Segment Open

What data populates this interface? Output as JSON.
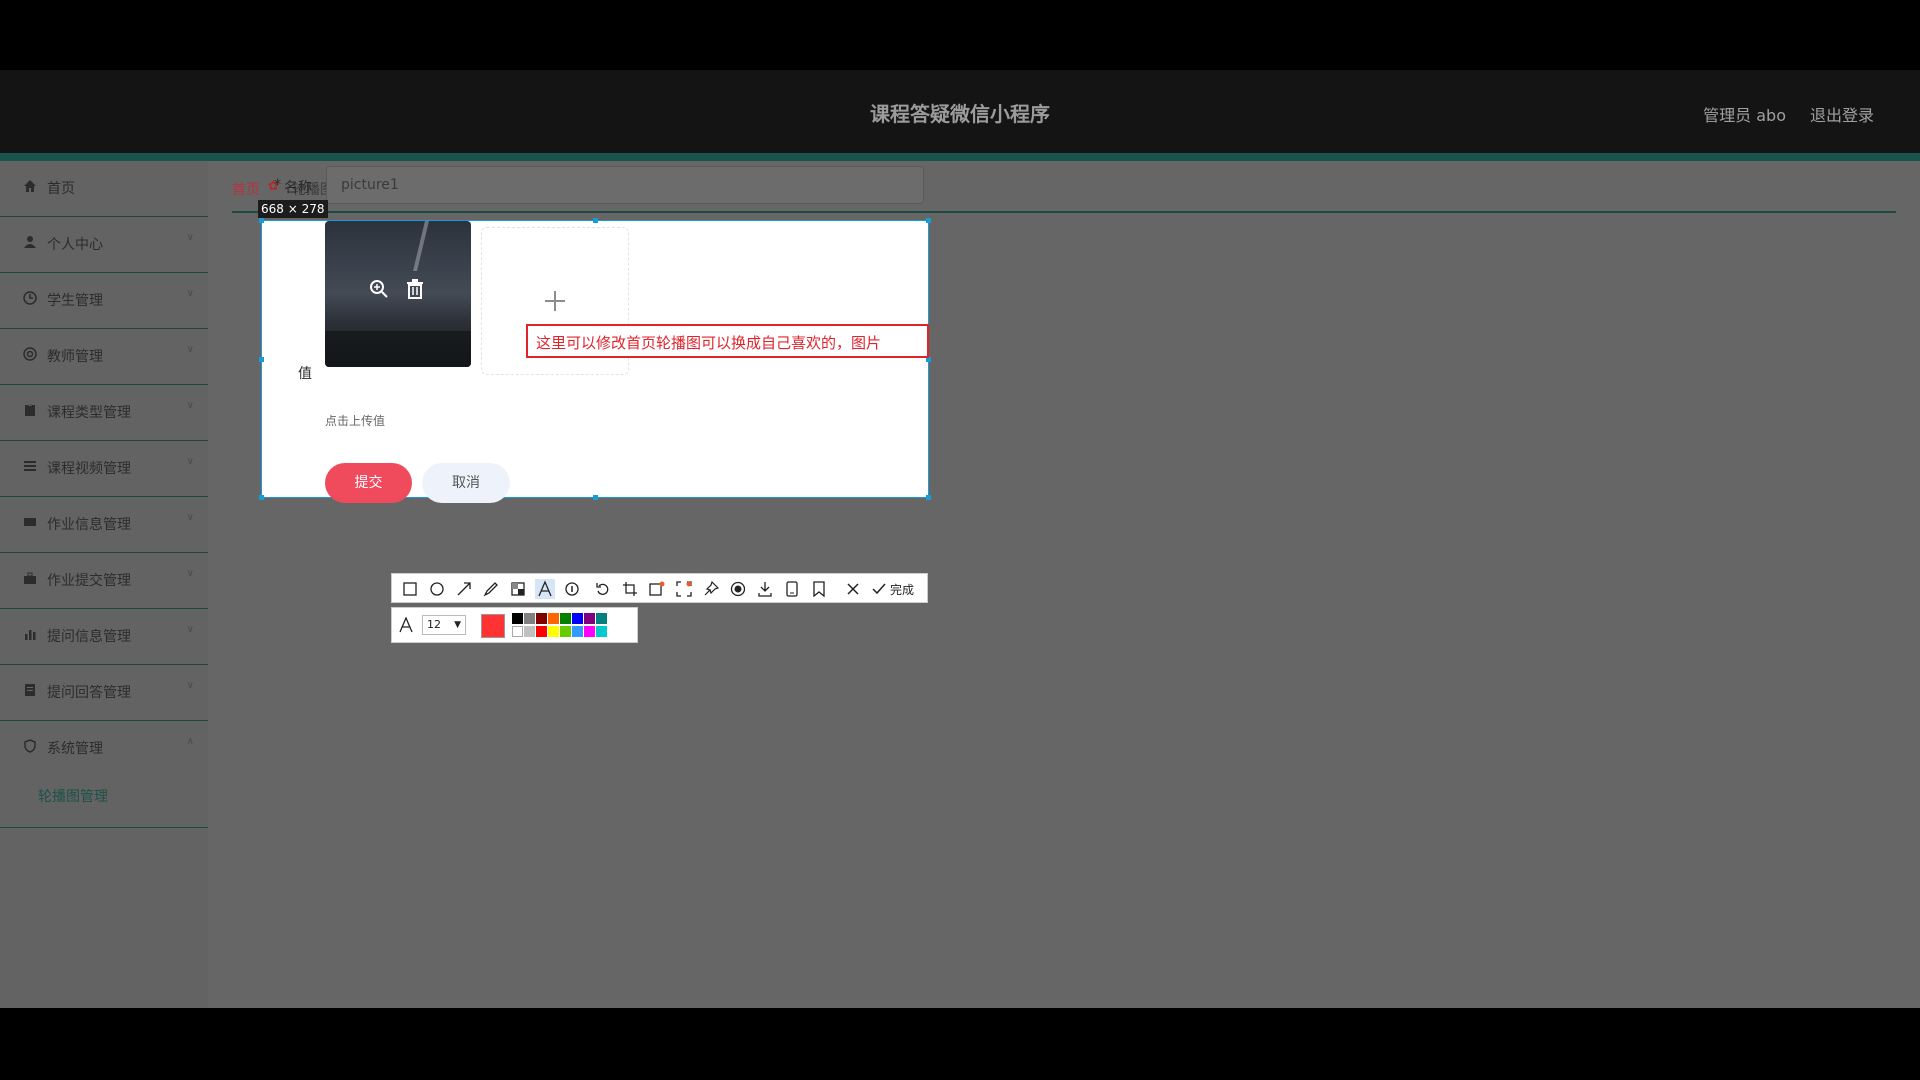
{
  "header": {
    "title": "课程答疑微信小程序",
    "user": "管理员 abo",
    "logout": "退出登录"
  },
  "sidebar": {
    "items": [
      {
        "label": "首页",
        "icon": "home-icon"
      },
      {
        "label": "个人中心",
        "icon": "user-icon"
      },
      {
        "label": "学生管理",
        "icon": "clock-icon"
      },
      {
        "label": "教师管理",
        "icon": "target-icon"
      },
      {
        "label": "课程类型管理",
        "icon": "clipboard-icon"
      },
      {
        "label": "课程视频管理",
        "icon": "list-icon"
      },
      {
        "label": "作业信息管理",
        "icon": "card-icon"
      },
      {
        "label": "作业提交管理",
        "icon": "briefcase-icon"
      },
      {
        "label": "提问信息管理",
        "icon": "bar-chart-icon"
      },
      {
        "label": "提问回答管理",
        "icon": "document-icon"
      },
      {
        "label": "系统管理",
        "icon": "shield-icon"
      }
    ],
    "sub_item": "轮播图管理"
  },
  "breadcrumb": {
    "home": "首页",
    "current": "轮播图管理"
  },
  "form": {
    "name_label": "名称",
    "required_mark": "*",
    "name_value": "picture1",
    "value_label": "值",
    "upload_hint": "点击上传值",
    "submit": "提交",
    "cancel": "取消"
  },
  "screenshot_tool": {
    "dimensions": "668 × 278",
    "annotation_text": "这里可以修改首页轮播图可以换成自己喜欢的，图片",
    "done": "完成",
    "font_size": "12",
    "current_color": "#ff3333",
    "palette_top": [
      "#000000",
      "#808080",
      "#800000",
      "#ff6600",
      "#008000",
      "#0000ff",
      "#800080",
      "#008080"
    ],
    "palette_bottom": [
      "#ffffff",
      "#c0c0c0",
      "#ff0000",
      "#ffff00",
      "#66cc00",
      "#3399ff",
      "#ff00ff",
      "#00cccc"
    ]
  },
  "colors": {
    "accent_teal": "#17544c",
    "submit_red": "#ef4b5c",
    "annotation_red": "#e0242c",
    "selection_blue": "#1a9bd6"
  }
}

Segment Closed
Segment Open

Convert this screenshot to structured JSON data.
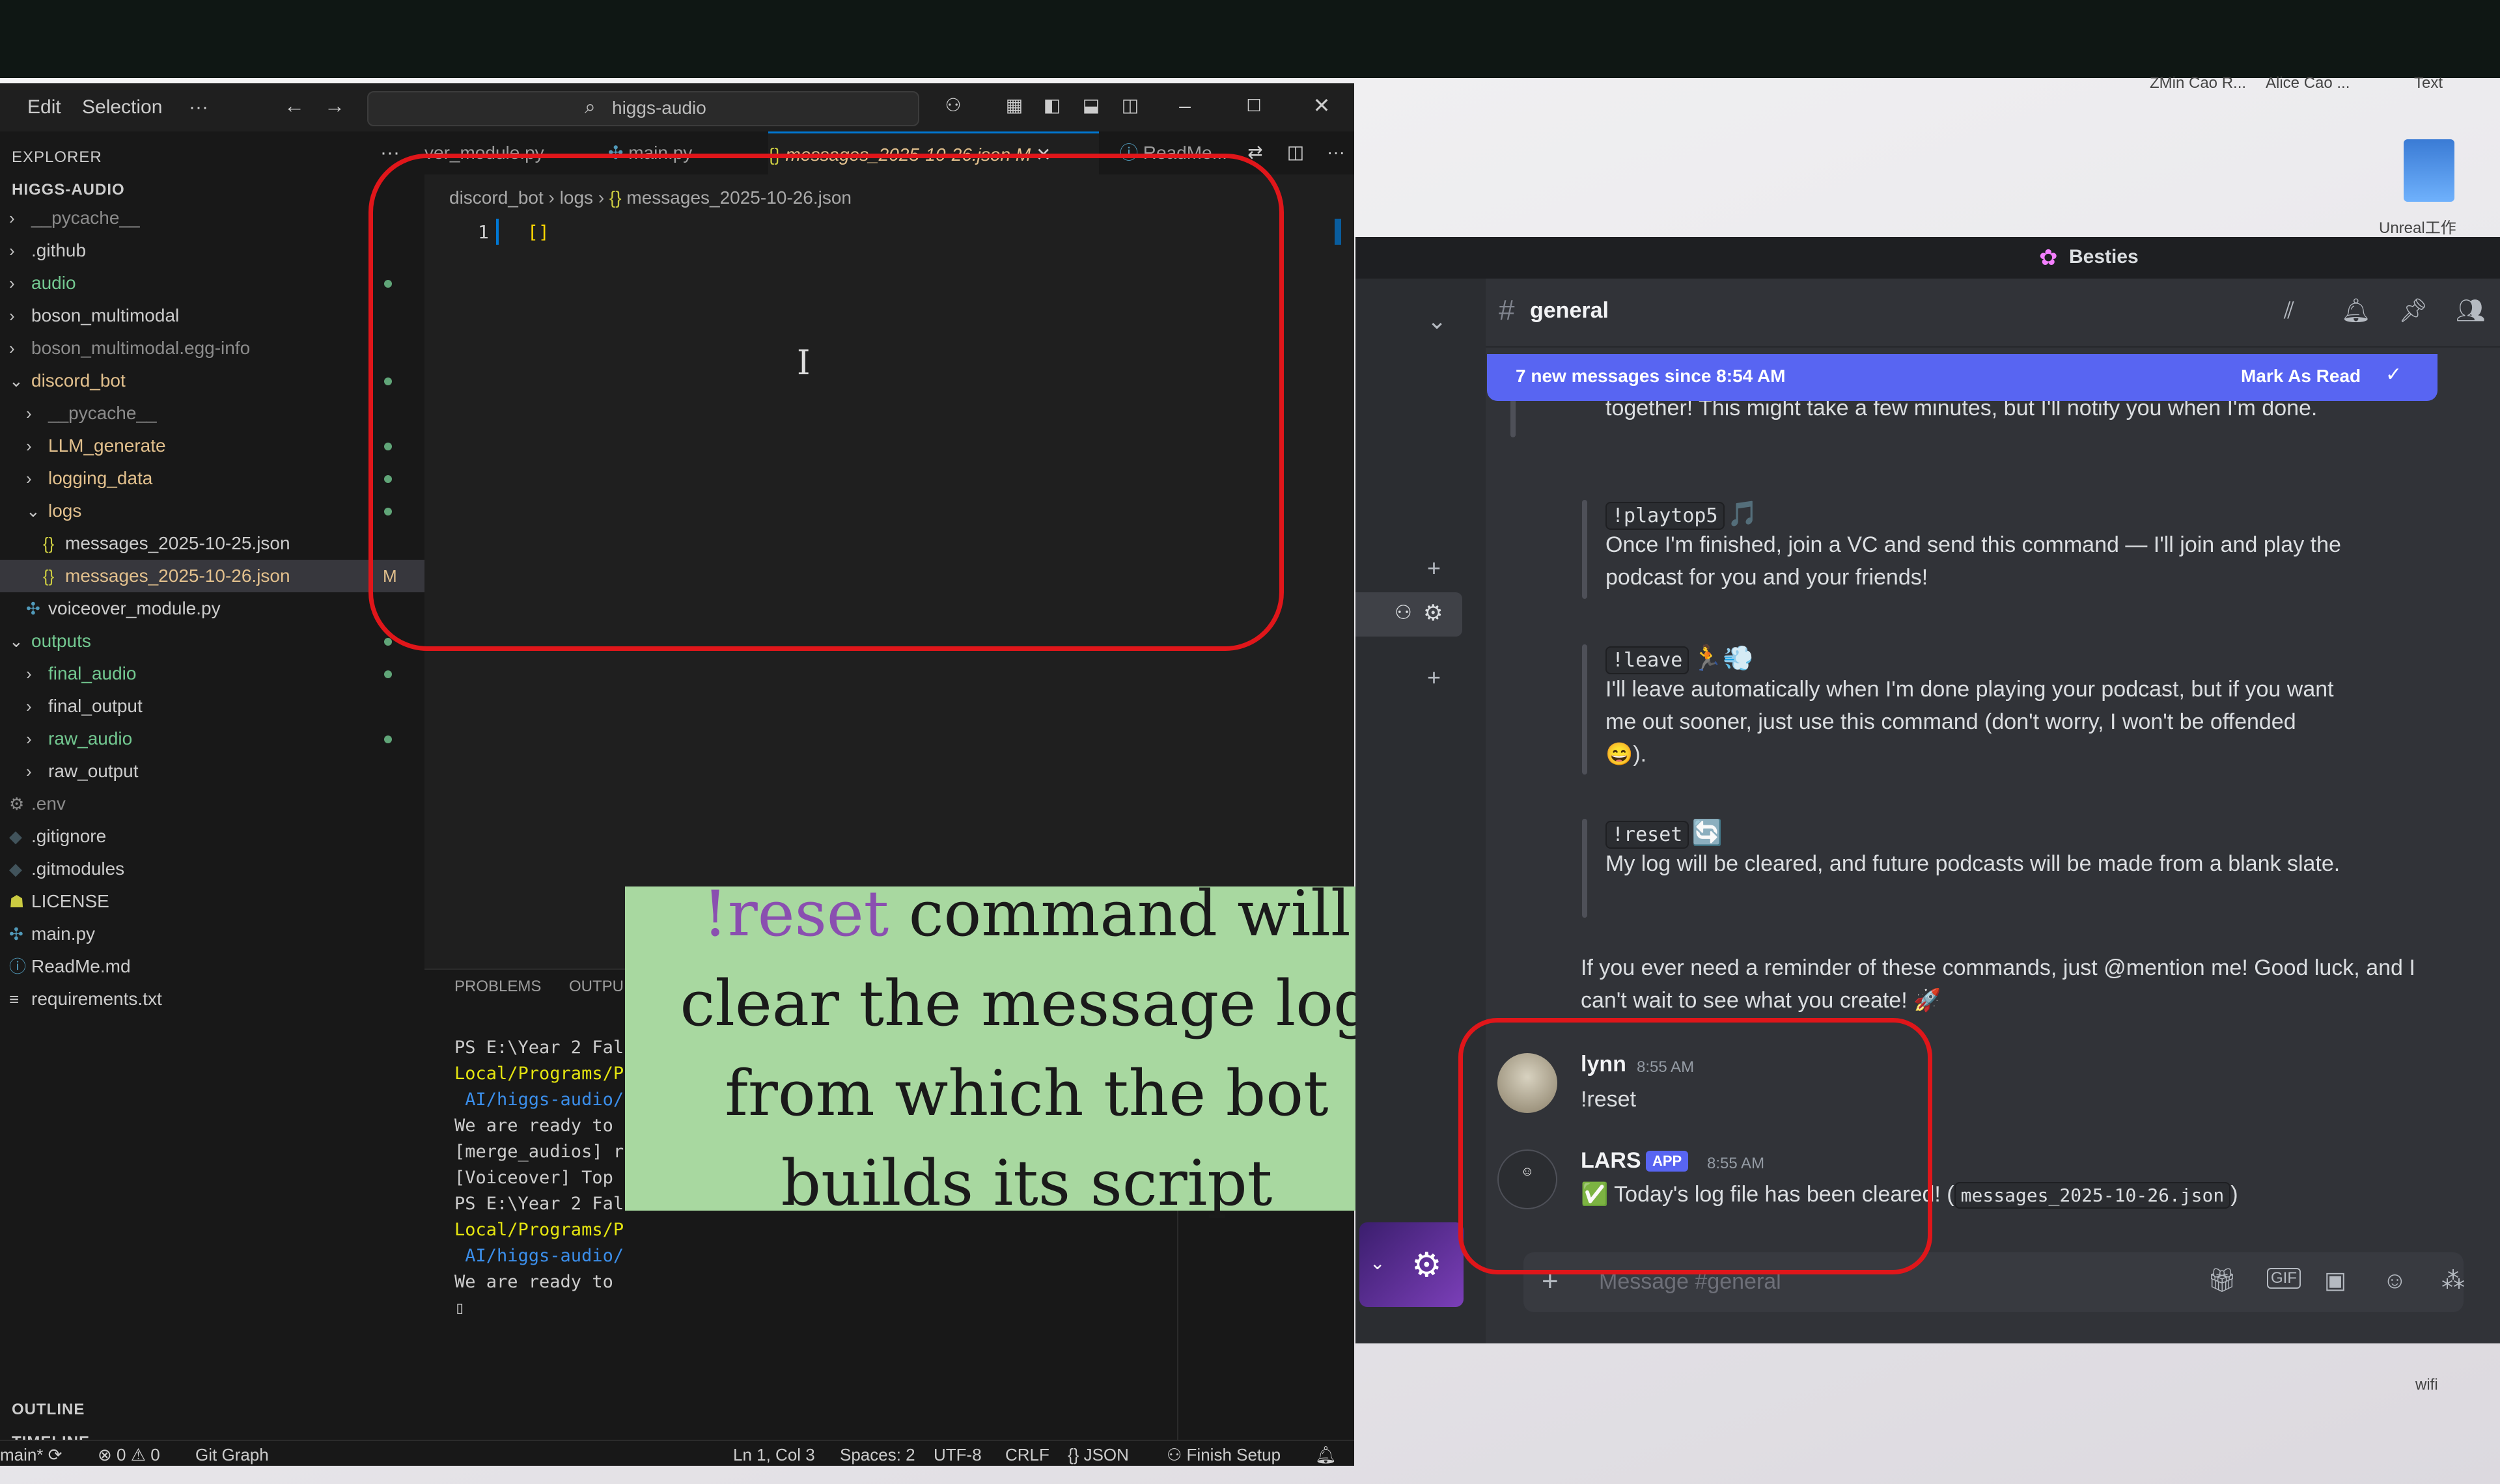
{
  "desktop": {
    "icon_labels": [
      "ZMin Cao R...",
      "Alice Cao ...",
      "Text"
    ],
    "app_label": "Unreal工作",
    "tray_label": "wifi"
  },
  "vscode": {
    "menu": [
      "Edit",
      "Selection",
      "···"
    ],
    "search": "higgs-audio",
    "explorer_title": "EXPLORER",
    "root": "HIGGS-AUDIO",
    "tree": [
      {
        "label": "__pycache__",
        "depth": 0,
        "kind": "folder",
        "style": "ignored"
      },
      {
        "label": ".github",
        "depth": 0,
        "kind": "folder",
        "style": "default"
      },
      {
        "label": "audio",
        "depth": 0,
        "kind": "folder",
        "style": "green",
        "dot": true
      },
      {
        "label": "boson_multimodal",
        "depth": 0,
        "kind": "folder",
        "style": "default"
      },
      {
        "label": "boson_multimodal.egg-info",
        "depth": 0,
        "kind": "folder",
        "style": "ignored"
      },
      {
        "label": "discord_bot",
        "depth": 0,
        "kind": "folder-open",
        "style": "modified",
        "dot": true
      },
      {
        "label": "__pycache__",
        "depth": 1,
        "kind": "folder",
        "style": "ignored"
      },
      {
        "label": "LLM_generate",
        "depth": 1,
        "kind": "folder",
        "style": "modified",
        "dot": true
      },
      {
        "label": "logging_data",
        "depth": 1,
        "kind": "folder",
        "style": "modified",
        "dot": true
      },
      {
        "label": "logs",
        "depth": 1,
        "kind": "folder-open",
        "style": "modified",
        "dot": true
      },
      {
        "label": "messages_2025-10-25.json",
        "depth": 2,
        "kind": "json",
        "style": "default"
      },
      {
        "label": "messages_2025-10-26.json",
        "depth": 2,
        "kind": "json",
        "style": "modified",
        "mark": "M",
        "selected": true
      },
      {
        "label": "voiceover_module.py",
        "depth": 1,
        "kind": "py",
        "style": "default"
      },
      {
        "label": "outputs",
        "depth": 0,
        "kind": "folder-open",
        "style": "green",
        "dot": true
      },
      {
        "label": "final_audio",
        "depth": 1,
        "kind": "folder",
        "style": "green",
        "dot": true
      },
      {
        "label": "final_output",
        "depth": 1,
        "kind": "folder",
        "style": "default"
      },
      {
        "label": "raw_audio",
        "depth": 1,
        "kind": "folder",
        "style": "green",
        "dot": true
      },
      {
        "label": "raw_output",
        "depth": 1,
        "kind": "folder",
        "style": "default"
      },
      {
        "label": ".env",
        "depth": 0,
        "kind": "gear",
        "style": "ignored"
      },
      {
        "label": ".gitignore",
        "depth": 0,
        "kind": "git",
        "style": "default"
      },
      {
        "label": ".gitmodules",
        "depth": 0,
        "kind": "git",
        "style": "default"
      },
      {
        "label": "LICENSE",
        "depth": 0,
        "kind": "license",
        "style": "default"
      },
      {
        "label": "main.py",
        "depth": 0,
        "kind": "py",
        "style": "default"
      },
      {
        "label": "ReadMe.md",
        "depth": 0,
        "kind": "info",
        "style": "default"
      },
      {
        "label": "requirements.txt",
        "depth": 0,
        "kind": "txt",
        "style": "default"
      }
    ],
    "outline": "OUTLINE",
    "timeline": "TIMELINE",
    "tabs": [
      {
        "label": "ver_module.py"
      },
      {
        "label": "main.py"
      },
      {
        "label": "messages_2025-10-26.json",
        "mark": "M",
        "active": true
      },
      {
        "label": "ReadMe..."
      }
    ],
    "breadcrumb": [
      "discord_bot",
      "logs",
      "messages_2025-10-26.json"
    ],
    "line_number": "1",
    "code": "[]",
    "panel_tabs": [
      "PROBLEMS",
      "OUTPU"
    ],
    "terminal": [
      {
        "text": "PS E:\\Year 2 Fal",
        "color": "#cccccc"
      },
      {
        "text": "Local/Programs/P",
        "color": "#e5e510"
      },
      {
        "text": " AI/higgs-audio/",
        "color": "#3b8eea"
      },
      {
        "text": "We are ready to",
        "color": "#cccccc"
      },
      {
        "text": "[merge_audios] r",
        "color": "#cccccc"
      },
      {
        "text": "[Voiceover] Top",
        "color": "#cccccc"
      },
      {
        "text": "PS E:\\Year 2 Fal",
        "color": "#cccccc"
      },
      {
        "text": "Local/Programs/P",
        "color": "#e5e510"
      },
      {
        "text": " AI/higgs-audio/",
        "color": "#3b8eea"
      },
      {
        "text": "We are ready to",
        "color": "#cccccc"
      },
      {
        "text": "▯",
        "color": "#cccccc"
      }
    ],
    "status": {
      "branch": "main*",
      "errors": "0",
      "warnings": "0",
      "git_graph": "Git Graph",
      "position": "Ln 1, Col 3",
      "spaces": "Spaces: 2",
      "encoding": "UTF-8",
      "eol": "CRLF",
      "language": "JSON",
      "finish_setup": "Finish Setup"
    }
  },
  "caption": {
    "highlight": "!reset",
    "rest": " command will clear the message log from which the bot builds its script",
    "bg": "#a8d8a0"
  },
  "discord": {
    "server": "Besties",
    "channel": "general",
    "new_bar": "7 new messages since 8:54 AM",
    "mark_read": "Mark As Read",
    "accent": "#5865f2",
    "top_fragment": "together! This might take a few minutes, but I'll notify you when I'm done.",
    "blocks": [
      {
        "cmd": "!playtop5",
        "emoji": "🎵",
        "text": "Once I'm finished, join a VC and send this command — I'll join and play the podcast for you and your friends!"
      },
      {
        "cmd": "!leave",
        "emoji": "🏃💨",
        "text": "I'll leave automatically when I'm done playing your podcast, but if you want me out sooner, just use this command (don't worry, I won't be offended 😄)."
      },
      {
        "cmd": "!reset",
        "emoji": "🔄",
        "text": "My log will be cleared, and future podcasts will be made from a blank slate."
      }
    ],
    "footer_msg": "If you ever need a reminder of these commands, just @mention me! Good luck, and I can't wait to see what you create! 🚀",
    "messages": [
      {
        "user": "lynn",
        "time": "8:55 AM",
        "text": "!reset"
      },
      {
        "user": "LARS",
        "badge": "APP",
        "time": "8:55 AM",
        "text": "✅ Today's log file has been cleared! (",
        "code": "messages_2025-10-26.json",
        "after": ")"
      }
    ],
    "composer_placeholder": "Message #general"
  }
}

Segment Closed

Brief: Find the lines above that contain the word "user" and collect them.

Finished exercise:
    "user": "管理员 abo",
        "icon": "user-icon"
        "user": "lynn",
        "user": "LARS",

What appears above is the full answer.